_Task directions_. If a line of the records contains the string "broadcasting", copy it out.

_Dataset records_.
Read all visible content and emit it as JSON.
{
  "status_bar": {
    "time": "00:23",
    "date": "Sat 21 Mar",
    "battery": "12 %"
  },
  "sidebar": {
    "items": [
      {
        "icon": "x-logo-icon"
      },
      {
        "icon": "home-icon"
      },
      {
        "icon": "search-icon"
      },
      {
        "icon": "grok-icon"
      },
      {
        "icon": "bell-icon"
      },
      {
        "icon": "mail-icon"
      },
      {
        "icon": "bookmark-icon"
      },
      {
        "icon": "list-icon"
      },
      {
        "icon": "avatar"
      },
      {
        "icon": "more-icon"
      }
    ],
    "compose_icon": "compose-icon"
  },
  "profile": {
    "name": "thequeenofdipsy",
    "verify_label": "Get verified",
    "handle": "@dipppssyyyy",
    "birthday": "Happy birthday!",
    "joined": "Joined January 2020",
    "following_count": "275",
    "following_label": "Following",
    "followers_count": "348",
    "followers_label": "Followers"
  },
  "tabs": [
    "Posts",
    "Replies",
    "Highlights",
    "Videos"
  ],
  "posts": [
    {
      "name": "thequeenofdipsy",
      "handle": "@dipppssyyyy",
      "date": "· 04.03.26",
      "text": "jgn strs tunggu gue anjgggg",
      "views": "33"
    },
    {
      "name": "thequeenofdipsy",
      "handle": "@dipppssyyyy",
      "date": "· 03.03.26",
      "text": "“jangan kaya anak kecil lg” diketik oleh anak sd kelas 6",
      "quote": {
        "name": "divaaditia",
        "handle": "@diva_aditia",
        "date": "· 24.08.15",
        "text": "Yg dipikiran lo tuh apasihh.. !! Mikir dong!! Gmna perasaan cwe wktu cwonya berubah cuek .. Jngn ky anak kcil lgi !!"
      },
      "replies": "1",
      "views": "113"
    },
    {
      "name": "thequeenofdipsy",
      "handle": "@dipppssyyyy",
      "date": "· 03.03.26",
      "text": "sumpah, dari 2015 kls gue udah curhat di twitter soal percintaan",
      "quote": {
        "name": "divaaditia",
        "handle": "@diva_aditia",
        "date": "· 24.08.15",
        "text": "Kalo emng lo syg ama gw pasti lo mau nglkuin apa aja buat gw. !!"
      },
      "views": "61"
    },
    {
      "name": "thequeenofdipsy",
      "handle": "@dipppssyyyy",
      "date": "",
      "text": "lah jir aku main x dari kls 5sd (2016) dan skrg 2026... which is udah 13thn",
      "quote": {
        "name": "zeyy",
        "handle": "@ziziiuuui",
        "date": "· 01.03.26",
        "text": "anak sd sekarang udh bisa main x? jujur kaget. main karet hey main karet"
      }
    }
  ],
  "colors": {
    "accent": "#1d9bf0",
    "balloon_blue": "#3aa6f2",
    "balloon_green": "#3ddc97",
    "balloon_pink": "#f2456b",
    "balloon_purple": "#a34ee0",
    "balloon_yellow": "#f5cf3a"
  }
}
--
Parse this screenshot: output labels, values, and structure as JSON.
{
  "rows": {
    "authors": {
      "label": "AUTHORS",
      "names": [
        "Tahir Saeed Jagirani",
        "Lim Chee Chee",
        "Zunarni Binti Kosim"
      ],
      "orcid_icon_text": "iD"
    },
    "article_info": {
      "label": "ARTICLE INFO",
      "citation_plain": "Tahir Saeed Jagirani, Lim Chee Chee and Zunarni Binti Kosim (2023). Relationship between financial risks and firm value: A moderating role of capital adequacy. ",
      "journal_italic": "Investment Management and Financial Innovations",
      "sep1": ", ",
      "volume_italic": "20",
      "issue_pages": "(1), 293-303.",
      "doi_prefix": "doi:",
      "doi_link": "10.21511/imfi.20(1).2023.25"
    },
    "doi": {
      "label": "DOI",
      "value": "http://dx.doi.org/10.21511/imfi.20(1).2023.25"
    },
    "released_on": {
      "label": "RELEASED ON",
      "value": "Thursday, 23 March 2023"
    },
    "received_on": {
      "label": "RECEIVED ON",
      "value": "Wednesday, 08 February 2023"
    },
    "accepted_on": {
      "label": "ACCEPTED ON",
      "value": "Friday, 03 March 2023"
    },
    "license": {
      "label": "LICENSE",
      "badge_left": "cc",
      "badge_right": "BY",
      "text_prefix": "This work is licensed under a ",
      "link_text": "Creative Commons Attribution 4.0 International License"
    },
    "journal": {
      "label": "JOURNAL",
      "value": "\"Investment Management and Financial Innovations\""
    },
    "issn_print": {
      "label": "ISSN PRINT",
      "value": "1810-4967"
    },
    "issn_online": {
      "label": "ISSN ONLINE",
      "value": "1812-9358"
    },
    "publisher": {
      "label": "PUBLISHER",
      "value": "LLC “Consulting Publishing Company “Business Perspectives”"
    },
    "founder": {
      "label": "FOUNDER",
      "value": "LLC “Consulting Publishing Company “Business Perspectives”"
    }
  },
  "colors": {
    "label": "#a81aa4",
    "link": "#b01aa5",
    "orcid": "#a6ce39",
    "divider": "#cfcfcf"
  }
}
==
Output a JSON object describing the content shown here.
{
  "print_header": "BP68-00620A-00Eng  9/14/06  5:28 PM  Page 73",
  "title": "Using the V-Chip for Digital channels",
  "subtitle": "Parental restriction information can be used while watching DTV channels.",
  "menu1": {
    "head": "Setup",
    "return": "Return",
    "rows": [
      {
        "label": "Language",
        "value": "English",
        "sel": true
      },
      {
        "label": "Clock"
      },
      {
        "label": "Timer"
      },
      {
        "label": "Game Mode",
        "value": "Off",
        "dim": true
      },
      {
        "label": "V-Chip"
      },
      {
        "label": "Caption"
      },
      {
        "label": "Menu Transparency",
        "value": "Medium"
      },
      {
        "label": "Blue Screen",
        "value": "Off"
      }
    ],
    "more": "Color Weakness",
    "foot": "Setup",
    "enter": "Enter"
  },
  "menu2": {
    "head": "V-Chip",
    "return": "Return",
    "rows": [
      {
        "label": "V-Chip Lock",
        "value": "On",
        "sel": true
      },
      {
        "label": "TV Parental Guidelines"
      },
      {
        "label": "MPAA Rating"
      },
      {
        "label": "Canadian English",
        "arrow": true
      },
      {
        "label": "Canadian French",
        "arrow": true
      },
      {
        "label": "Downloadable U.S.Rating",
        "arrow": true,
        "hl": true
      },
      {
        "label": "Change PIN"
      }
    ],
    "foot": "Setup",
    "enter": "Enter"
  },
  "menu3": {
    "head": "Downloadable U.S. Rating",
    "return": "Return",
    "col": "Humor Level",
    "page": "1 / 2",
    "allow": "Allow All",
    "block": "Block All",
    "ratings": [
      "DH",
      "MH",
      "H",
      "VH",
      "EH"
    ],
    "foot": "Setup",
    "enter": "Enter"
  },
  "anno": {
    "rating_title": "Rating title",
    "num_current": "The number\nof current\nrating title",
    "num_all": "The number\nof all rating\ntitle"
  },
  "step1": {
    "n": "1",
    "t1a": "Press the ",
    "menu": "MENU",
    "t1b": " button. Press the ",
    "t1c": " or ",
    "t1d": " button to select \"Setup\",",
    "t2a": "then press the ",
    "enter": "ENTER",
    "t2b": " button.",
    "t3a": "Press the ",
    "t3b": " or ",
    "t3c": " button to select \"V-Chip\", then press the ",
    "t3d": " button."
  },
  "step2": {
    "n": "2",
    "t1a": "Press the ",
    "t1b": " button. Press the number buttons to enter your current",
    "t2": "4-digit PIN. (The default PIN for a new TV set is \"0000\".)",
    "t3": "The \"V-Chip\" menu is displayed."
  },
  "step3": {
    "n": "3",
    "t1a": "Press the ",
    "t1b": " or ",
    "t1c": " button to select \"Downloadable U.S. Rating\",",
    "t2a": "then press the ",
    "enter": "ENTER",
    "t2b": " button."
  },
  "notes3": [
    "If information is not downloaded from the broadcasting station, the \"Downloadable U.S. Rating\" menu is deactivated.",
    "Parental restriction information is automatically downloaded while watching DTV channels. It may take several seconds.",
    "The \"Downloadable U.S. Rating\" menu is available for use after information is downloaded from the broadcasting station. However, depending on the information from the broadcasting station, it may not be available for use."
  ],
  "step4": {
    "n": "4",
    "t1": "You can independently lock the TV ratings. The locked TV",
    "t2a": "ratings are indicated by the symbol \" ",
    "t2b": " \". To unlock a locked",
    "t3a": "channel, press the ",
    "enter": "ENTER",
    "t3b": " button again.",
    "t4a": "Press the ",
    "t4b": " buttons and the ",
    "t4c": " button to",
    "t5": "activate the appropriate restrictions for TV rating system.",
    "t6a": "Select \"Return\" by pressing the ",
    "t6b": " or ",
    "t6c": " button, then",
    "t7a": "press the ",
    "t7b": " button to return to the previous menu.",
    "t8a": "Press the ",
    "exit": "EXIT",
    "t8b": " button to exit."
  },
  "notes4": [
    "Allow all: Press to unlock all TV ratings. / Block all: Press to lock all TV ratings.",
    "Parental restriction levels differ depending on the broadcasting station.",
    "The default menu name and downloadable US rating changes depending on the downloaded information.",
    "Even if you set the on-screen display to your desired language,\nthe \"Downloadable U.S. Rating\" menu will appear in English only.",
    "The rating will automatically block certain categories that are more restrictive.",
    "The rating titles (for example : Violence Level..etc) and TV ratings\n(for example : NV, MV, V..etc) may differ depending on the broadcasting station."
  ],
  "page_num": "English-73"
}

_Solution_.
    "If information is not downloaded from the broadcasting station, the \"Downloadable U.S. Rating\" menu is deactivated.",
    "The \"Downloadable U.S. Rating\" menu is available for use after information is downloaded from the broadcasting station. However, depending on the information from the broadcasting station, it may not be available for use."
    "Parental restriction levels differ depending on the broadcasting station.",
    "The rating titles (for example : Violence Level..etc) and TV ratings\n(for example : NV, MV, V..etc) may differ depending on the broadcasting station."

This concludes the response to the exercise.